== Goal of the exercise ==
Note each line in the data holding the string "title" and report it.
────────────────────
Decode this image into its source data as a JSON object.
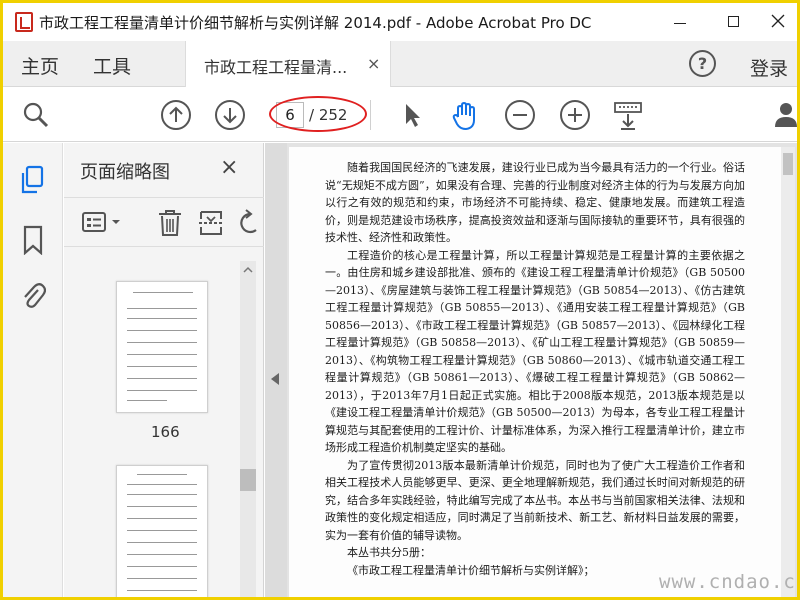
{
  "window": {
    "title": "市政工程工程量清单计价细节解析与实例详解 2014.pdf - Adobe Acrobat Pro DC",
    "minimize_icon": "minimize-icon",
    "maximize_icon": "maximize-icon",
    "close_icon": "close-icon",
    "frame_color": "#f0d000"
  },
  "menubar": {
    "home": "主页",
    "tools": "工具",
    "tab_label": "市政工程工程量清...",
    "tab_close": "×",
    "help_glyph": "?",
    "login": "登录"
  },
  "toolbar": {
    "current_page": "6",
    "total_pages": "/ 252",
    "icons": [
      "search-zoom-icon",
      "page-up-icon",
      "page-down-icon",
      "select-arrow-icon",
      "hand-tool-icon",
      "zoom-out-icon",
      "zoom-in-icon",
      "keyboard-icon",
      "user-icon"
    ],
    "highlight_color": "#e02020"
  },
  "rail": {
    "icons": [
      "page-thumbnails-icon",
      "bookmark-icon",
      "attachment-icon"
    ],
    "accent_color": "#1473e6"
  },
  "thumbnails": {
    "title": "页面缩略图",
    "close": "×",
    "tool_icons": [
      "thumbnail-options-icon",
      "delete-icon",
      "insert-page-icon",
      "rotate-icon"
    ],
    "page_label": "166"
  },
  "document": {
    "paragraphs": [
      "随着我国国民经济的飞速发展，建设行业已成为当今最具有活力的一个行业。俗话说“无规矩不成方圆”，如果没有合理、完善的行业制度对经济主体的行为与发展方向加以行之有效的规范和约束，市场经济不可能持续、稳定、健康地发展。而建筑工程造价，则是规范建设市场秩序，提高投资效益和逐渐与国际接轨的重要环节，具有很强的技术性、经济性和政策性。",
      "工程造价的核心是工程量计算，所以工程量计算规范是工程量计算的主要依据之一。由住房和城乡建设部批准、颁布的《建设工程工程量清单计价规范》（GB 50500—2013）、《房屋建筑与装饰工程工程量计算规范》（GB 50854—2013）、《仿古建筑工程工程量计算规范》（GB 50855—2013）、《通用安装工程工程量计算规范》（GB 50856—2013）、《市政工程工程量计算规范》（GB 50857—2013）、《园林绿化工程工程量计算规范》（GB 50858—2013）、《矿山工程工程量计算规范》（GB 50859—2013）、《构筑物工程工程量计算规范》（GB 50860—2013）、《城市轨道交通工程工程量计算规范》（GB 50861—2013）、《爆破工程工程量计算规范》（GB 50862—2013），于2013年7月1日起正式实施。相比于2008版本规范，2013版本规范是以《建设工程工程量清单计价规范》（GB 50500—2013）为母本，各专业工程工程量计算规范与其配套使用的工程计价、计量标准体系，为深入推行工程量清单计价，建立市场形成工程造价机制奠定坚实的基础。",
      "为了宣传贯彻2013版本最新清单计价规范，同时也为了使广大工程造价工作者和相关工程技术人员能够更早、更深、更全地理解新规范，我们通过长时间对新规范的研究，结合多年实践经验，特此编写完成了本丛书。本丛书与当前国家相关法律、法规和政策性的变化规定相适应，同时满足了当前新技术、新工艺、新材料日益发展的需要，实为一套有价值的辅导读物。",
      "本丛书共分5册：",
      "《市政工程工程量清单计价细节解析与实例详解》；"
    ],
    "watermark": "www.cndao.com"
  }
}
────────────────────
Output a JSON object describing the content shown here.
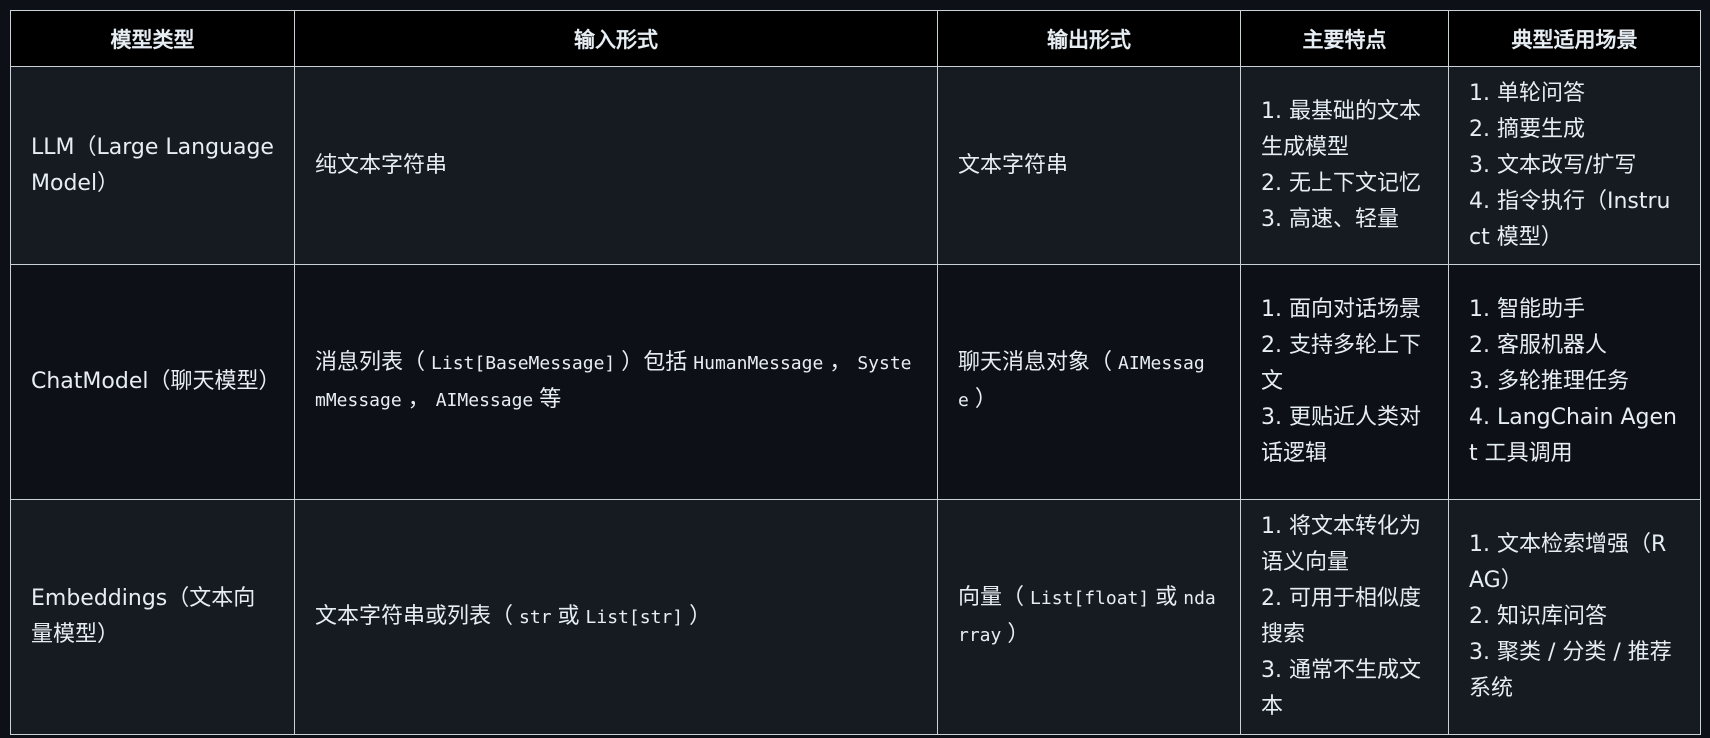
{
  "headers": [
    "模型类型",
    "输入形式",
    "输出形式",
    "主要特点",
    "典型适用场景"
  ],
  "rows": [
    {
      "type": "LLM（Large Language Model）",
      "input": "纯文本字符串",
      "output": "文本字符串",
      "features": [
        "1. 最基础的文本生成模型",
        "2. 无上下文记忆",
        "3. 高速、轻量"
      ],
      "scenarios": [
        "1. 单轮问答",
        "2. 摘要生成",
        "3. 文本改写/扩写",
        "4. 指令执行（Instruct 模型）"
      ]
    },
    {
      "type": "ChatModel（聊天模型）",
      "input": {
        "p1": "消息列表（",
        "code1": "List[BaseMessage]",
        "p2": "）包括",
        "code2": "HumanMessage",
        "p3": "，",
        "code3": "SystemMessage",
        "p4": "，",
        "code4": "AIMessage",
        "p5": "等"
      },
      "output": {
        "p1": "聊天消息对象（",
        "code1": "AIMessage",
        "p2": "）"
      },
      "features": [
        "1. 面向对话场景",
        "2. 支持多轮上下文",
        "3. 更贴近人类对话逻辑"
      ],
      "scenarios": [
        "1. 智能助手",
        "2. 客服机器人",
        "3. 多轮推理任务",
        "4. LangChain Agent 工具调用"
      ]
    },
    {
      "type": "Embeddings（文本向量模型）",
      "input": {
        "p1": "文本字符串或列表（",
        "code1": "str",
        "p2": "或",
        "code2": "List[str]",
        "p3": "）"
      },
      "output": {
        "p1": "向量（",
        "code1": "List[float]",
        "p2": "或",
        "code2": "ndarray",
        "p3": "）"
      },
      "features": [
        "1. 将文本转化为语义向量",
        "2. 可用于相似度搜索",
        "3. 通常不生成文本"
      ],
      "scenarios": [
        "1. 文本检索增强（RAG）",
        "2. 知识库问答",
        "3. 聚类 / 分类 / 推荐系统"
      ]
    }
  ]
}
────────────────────
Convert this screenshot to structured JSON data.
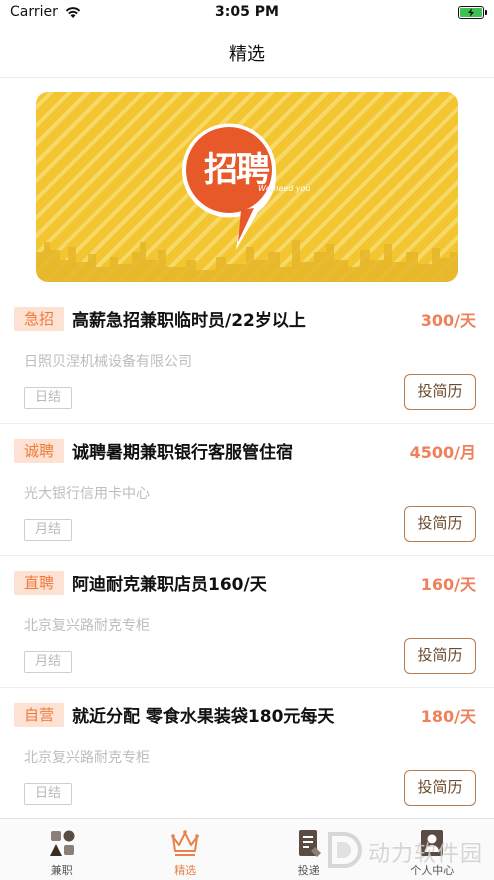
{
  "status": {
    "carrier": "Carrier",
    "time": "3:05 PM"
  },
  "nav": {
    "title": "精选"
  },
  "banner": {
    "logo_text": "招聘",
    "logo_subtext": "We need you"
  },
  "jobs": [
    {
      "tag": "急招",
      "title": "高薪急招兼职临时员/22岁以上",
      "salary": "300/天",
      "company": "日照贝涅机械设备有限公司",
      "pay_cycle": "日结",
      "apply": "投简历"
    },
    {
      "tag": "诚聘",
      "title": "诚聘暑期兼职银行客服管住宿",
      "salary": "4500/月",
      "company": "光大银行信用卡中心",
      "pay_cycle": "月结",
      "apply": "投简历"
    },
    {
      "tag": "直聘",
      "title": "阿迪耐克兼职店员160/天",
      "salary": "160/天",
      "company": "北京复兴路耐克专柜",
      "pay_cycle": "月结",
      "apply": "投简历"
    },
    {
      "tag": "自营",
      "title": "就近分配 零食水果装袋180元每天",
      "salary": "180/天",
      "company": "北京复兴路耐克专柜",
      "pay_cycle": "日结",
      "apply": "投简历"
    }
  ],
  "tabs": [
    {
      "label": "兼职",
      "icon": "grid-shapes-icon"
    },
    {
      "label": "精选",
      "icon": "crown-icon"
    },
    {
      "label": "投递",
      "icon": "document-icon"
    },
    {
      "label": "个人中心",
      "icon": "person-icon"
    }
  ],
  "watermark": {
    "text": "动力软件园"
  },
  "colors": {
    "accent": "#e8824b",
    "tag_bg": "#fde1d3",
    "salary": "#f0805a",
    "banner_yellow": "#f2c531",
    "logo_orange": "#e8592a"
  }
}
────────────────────
== Result of the task ==
    "title": "市政工程工程量清单计价细节解析与实例详解 2014.pdf - Adobe Acrobat Pro DC",
    "title": "页面缩略图",
    "title": "精选"
      "title": "高薪急招兼职临时员/22岁以上",
      "title": "诚聘暑期兼职银行客服管住宿",
      "title": "阿迪耐克兼职店员160/天",
      "title": "就近分配 零食水果装袋180元每天",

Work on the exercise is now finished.